In the end, maybe it’s all in the pitch. And maybe that’s a lesson for all of us “selling” social media to our coworkers and counterparts. Running across the vendors and hawkers at these conferences reminds me that, even with a product I believe in, I cannot neglect the community and rapport that is needed to transfer enthusiasm from me to another. While it may take time to engage the influencers in my life, I can either put in the work to listen to their needs and work with them to overcome obstacles, or I can be like these vendors and just shotgun blast everyone I see like the stereotypical car salesman.
About salemonzBorn in San Diego, Calif. Raised as a Navy Brat, I jumped ship and crossed over to the Army. Served as an enlisted journalist for a bunch of years, then helped the DoD figure out what the hell to do with social media.
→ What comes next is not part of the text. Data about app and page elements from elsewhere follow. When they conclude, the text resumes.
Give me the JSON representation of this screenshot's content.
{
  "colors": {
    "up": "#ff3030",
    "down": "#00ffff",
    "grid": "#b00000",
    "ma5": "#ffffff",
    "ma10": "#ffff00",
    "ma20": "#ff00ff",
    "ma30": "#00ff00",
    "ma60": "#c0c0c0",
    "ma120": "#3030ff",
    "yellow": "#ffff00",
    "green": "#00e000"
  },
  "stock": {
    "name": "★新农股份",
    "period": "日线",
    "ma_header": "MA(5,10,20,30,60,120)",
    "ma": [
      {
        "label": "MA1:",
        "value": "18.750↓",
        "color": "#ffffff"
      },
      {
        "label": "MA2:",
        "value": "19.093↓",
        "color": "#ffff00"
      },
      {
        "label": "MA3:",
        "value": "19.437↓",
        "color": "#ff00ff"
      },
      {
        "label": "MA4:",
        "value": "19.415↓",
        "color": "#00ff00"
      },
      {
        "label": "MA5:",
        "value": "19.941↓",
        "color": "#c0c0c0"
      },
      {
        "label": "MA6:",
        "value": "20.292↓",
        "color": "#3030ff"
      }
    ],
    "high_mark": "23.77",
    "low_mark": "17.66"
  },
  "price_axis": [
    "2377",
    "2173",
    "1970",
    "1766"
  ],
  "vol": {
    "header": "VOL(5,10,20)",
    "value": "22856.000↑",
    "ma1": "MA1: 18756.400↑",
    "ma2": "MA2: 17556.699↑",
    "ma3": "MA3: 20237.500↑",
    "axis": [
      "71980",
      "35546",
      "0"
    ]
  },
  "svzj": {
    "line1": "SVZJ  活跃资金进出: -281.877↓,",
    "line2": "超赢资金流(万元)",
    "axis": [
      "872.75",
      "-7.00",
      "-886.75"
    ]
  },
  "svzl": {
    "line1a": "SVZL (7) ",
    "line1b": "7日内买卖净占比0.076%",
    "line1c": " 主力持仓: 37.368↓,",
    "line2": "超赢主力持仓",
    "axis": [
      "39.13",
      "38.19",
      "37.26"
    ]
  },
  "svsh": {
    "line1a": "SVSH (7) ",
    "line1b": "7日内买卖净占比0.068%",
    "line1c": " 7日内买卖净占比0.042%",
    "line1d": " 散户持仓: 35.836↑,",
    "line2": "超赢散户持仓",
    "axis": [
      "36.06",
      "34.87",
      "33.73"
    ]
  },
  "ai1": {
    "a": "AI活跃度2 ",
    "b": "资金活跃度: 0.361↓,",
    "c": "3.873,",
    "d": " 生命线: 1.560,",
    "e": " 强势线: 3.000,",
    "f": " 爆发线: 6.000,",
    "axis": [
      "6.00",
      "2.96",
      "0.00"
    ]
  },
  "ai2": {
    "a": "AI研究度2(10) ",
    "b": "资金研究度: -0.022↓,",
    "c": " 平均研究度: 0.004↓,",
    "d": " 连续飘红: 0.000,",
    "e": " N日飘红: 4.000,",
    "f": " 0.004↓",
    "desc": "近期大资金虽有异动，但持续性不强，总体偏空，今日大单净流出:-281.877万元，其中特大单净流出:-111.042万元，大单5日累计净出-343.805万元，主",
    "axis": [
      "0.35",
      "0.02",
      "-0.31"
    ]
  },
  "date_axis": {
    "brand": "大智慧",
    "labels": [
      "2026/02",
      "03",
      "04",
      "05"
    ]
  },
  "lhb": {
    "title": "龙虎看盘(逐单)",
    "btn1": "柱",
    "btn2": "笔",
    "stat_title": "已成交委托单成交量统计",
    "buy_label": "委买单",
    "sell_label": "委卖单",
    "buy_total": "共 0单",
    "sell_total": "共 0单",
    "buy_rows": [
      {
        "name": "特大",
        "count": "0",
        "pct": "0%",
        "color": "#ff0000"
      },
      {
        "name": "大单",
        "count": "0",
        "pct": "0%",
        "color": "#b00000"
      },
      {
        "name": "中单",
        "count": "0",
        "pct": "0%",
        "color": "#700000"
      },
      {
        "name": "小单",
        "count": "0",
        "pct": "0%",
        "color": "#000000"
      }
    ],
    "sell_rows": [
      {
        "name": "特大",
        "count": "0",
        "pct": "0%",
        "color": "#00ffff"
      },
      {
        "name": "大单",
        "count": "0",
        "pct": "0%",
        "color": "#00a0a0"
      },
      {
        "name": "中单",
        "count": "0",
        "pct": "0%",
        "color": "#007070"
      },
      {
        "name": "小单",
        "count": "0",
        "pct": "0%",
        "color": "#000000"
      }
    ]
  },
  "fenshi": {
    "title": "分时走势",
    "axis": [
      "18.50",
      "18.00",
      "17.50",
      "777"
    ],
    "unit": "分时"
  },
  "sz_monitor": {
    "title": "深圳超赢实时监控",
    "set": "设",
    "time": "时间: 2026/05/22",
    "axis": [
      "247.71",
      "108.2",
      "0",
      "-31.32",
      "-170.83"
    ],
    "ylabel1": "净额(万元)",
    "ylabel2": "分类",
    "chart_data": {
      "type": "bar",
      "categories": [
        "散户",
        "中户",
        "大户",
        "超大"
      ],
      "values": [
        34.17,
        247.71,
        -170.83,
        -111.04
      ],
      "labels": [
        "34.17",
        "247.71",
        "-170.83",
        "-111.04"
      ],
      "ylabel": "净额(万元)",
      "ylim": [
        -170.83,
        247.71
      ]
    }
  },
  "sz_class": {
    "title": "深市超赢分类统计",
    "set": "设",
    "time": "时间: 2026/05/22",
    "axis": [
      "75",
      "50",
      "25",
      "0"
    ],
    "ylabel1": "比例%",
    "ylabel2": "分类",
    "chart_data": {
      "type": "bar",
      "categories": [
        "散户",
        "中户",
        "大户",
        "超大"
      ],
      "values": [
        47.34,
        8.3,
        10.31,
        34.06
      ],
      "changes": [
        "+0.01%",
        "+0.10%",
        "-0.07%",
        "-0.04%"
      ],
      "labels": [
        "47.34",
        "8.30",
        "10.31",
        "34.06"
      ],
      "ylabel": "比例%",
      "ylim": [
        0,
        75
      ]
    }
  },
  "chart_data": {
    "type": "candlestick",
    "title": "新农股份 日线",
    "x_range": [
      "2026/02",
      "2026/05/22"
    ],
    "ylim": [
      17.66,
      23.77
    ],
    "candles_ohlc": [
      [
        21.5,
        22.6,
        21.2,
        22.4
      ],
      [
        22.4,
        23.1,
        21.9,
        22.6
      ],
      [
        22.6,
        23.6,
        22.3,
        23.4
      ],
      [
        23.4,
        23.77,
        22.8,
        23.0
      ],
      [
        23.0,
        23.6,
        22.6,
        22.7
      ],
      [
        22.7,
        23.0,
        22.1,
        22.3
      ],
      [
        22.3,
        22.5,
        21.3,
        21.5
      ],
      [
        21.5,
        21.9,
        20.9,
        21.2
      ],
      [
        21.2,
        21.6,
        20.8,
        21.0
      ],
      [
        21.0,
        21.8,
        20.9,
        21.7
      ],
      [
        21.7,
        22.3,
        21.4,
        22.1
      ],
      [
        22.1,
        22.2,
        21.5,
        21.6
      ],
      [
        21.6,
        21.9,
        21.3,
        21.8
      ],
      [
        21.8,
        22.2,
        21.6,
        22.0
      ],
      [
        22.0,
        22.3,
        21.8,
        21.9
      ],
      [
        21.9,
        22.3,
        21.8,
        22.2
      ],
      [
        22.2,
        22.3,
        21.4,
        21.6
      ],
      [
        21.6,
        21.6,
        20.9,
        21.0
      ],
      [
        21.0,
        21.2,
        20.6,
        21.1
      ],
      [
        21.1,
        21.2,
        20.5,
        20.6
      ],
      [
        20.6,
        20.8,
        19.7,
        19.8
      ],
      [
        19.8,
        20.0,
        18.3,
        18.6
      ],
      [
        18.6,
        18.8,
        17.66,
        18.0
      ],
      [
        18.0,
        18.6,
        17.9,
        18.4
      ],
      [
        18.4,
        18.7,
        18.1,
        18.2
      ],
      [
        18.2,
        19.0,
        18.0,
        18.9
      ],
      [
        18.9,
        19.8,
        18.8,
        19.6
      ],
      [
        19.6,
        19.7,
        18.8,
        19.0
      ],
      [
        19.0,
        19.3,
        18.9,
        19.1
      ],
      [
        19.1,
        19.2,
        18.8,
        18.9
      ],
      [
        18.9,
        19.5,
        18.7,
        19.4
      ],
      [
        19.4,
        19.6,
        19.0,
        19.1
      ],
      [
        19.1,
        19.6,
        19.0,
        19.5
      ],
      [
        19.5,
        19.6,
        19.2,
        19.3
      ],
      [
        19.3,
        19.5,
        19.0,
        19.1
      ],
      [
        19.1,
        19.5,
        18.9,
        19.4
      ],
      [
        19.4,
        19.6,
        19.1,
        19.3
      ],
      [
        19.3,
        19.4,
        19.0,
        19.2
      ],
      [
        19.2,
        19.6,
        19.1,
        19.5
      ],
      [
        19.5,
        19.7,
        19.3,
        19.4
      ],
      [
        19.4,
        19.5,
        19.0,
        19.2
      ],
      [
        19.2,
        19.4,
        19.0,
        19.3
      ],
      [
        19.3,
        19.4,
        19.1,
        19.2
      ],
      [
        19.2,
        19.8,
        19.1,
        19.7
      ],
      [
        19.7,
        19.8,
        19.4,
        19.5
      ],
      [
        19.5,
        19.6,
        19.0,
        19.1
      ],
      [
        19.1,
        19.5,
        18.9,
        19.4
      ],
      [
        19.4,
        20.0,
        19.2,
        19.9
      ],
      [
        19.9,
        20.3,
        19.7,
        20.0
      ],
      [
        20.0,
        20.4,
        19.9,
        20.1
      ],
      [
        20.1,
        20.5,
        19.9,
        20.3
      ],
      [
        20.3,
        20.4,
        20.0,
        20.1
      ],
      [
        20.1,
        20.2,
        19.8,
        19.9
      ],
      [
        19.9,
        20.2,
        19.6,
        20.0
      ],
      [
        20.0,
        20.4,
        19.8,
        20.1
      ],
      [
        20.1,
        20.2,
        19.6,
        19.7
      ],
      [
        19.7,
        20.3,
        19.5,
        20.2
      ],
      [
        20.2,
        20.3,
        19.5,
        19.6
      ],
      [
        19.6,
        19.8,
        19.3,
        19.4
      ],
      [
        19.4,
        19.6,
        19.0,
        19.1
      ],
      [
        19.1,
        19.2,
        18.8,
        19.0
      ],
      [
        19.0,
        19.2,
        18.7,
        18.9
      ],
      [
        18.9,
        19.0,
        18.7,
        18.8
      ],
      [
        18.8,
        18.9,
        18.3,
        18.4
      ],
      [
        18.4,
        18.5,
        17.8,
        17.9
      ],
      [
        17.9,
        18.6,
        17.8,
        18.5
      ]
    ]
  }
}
After the Army, now I drift down the river of life, trying not to be a jerk.
Hey there! I'm a former Army print journalist and DoD social media zealot. I spend my days in the public relations and marketing worlds, chatting about technology and working on fun side projects.
I write, dance and do most things.
- Ruthven78 on Sometimes, let people be wrong
- FreyaFyre on Sometimes, let people be wrong
- Abbey on My utter failing as a human as told by my lawn
- Salmons on My utter failing as a human as told by my lawn
- salemonz on This is my bag. There are many like it, but this one is mine
- Ted Salmons on This is my bag. There are many like it, but this one is mine
- Ted Salmons on New Years New Years hooray for New Years
- salemonz on The mind’s remembering
- Meghan Kathleen (@meghankathleen) on The mind’s remembering
- salemonz on Sometimes, let people be wrong
- via @futurism // Chernobyl Is Being Transformed Into an Immense Renewable Energy Farm ow.ly/2SYY50g8xpy 8 hours ago
- via @arstechnica // Whatever causes fast radio bursts is sitting in an intense magnetic field ow.ly/sTBN50g8vps 9 hours ago
- via @futurism // Machines Just Beat Humans on a Stanford Reading Comprehension Test ow.ly/j3sy50g8jwV 14 hours ago
- via @futurism // Humans Share Genes With Lampreys That Repair the Fish’s Spinal Cord ow.ly/e24650g87q7 20 hours ago
- via @futurism // NASA-Funded Research Will Let Unmanned Spacecraft “Think” Using AI and Blockchain ow.ly/XCVh50g7Pup 1 day ago
- via @arstechnica // A gene that keeps track of how often it’s made into a protein ow.ly/gstA50g7OIO 1 day ago
- via @futurism // Panasonic’s Grand Plan for a Futuristic Smart City is Taking Shape ow.ly/nsGt50g7Hiy 1 day ago
- via @futurism // Scientists Coax Human Stem Cells Into Becoming Touch Neurons ow.ly/Is3A50g7ma9 2 days ago
- via @futurism // Leaked Draft of Landmark Climate Change Report Pours Cold Water on 1.5°C Goal ow.ly/oS7I50g7eFD 2 days ago
- via @futurism // This Week in Tech: Jan 6 – 12, 2018 ow.ly/d2Q250g76T4 2 days ago
- December 2014 (1)
- November 2014 (5)
- October 2014 (7)
- September 2014 (2)
- April 2014 (1)
- March 2014 (2)
- February 2014 (2)
- January 2014 (4)
- December 2013 (3)
- November 2013 (2)
- October 2013 (3)
- September 2013 (7)
- August 2013 (3)
- July 2013 (8)
- June 2013 (2)
- March 2011 (2)
- October 2010 (4)
- September 2010 (2)
- August 2010 (1)
- July 2010 (7)
- June 2010 (1)
- May 2010 (3)
- April 2010 (1)
- January 2010 (3)
- October 2009 (2)
- September 2009 (5)
- August 2009 (6)
- May 2008 (8)
- February 2008 (3)
- January 2008 (7)
- December 2007 (5)
- November 2007 (7)
- October 2007 (10)
- September 2007 (8)
- August 2007 (8)
- July 2007 (11)
- June 2007 (9)
- May 2007 (11)
- April 2007 (7)
- March 2007 (6)
- February 2007 (3)
- January 2007 (6)
- December 2006 (5)
- November 2006 (8)
- October 2006 (12)
- September 2006 (11)
- August 2006 (14)
- July 2006 (11)
- June 2006 (11)
- May 2006 (13)
- April 2006 (8)
- March 2006 (7)
- February 2006 (17)
- January 2006 (15)
- December 2005 (12)
- November 2005 (14)
- October 2005 (19)
- September 2005 (7)
- August 2005 (19)